Hence my obsession.  I was at the mall last Friday–time for my regular appointment with my hairstylist, Frank–and “Life is a Highway” came on over the PA system.  Normally, this would be cause for celebration in my little world.  Well it would have been, if not for the Disney movie Cars and the country group Rascal Flatts.  See, they covered this song for the soundtrack to the movie.  And they killed it.  Not in the sense that they did a really good job covering it.  In the sense that they took a great song and made a really, really, really bad version of it.

I won’t directly include it here; I can’t even bear to listen to it.  (Here’s the link if you want to subject yourself to the torture.)  But like whatever it is that makes the original so great, I cannot for the life of me pin down what’s wrong with the Rascal Flatts version.  (I feel it’s necessary to note here that I have nothing against Rascal Flatts; I really like a couple of their songs, and the rest I am indifferent to.)  It is almost note for note exactly the same as Tom Cochrane’s version.  What many people would call a perfect cover.  But it’s just wrong somehow.  It’s like they went into the studio, played the song to everyone, and then the producer said, “Okay, let’s do exactly the same thing, except be sure to suck all the life, heart, and soul out of it.”  It’s just dead.

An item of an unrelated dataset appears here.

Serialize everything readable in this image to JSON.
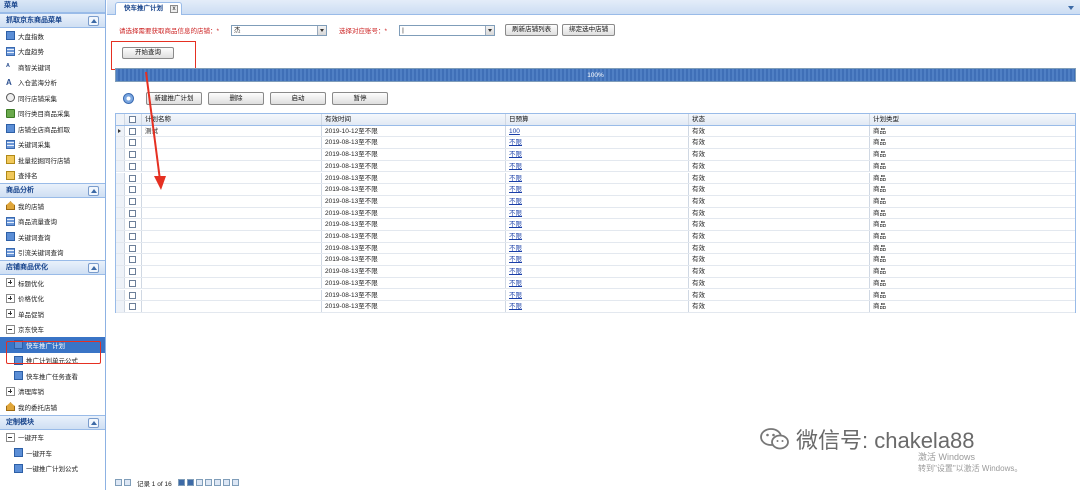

I’m sure there are many out there that have a different opinion.  Most of these people were probably exposed to the Rascal Flatts version due to repeated viewings of Cars at the behest of their small children.  A few are probably just ignorant rubes who wouldn’t know good music if it came up and bit them on the ass.  Either way, I pity them.

“Let the Good Times Roll”


I’ve had this song popping in and out of my head for a couple days now.  I don’t really know why, but as I’ve previously stated, I don’t know why half the things that pop into my head are there.  I just kind of roll with it.

Well, okay.  I don’t really “roll” with anything.  I am a bundle of anxiety and worry most of the time.  Between my hypochondria, what I’m pretty sure is Generalized Anxiety Disorder, and a really excellent imagination, it’s a wonder I can get any sleep at night.  One of my goals in life is to stop the hamster wheel inside my head and get some freakin’ peace.  It’s not as simple as relaxing or just not worrying about stuff until something happens, like many people have advised.  (It’s good advice; it just doesn’t apply to me.)  I often can’t turn off the thoughts that are bothering me so much.  I have to find a way to distract myself.  It’s one reason why I play dumb games on the Internet so much.  Music helps sometimes, but not always, since music is so tied to my emotions and memories.  Sometimes that’s exactly what I’m trying to escape.

Songs like this are good for me, though.  Catchy, fun, not associated with anything else in my life.  I remember hearing this in Animal House; I think Stephen Bishop may have even covered it for the soundtrack (or not. . . I’d look it up, but I don’t really care that much).  Yes, it’s a metaphor for sex.  A significant portion of popular music is a metaphor for sex.  It’s one of those primal things that virtually anyone can connect with on some level.  This is distraction.  Just what I need when my brain gets kind of funny.

Keith Emerson


To use an old DJ phrase from way back when. . . And the hits just keep on coming.

Of course, the hits in this case aren’t Top Forty singles, but Rock & Roll deaths.  The latest is Emerson, Lake, and Palmer’s Keith Emerson.  While the word is not definitive yet, it is probable that he committed suicide with a gunshot to the head (reinforcing my call to Ban All Guns Now).

While I am about as far from an ELP fan as you can get and still be inhabiting the same universe, all three were talented and technically proficient musicians.  Emerson notably played Moog synthesizers (among other keyboard instruments) with a skill that not many could beat.  But their proficiency did not translate to efficiency, and their extended-soloing Prog Rock always left me a little cold.  My feelings about the music are irrelevant, however; the man’s death is still tragic and sad.  I hope his family and friends can find some comfort in the music he left behind.